(Element data from apps and pages)
================

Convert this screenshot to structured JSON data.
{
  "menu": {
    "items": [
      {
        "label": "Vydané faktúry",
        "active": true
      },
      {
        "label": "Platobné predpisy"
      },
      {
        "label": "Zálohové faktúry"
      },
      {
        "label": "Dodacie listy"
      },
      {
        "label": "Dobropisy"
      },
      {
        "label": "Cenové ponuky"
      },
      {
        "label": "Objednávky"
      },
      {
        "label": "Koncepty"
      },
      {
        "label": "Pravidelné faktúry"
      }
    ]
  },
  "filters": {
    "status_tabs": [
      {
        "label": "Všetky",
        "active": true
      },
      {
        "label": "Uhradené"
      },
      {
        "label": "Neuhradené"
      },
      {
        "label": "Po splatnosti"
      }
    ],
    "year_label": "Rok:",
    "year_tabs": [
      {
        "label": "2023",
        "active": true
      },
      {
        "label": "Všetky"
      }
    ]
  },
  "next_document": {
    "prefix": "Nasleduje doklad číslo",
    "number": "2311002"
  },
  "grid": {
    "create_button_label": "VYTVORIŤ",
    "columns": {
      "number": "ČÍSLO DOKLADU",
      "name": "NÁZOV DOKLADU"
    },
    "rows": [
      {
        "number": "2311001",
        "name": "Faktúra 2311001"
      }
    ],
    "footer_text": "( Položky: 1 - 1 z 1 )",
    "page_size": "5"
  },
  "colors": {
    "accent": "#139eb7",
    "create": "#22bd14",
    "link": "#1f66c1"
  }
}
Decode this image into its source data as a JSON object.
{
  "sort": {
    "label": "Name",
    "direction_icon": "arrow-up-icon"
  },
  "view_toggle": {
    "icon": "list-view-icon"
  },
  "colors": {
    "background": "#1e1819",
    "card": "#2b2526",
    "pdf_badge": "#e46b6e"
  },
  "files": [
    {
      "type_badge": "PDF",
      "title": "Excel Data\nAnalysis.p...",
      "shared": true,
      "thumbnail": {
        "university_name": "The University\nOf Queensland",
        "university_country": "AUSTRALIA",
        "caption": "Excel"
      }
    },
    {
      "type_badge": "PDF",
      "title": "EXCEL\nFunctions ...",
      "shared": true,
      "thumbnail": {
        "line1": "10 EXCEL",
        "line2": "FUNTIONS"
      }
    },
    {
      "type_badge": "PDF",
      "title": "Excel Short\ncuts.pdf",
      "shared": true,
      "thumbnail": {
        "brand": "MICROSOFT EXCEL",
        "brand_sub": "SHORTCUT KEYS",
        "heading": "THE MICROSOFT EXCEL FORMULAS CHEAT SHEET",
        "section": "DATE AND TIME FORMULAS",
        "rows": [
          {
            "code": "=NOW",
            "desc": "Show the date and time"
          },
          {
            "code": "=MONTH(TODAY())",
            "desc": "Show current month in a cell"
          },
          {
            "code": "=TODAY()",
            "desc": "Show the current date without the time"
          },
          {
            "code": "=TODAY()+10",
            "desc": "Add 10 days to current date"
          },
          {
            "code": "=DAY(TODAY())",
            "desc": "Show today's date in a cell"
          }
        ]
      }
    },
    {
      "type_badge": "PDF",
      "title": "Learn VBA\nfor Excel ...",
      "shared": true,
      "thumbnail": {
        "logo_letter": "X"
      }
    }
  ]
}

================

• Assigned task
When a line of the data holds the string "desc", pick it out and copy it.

• Response to the task
            "desc": "Show the date and time"
            "desc": "Show current month in a cell"
            "desc": "Show the current date without the time"
            "desc": "Add 10 days to current date"
            "desc": "Show today's date in a cell"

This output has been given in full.